Really a young Atheist cannot guard his faith too carefully. Dangers lie in wait on every side. You must not do, you must not even try to do, the will of the Father unless you are prepared to “know of the doctrine”. All my acts, desires, and thoughts were to be brought into harmony with universal Spirit. For the first time I examined myself with a seriously practical purpose. And what I found there appalled me; a zoo of lusts, a bedlam of ambitions, a nursery of fears, a harem of fondled hatreds. My name was legion.
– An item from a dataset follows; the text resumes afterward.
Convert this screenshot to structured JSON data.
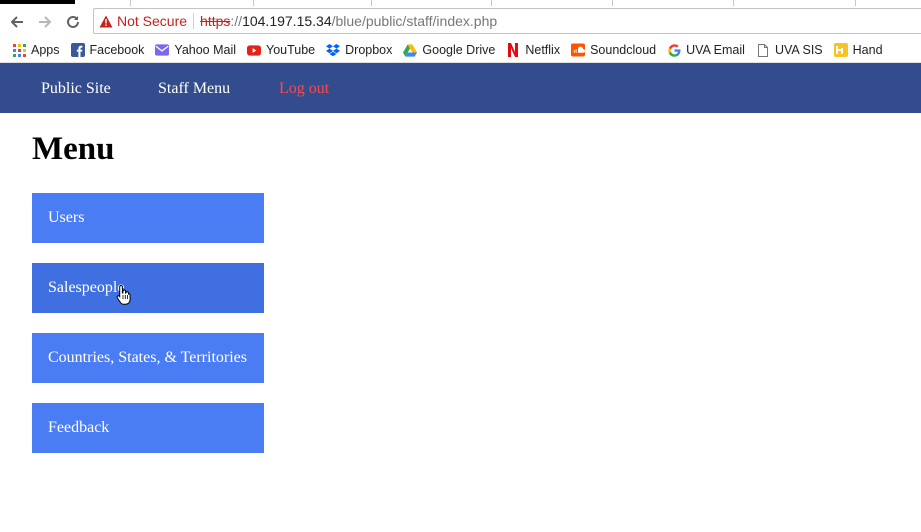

Of course I could do nothing—I could not last one hour—without continual conscious recourse to what I called Spirit. But the fine, philosophical distinction between this and what ordinary people call “prayer to God” breaks down as soon as you start doing it in earnest. Idealism can be talked, and even felt; it cannot be lived. It became patently absurd to go on thinking of “Spirit” as either ignorant of, or passive to, my approaches. Even if my own philosophy were true, how could the initiative lie on my side? My own analogy, as I now perceived, suggested the opposite: if Shakespeare and Hamlet could ever meet, it must be Shakespeare's doing. Hamlet could initiate nothing. Perhaps, even now, my Absolute Spirit still differed in some way from the God of religion. The real issue was not there, or not yet, there. The real terror was that if you seriously believed in even such a “God” or “Spirit” as I admitted, a wholly new situation developed. As the dry bones shook and came together in that dreadful valley of Ezekiel's, so now a philosophical theorem, cerebrally entertained, began to stir and heave and throw off its grave-clothes, and stood upright and became a living presence. I was to be allowed to play at philosophy no longer. It might, as I say, still be true that my “Spirit” differed at some point from “the God of popular religion”. My Adversary waived the point. It sank into utter unimportance. He would not argue about it. He only said, “I am the Lord”; “I am that I am”; “I am”.
....You must picture me alone in that room in Magdalen, night after night, feeling, whenever my mind lifted even for a second from my work, the steady, unrelenting approach of Him whom I so earnestly desired not to meet. That which I greatly feared had at last come upon me. In the Trinity Term of 1929 I gave in, and admitted that God was God, and knelt and prayed: perhaps, that night, the most dejected and reluctant convert in all England.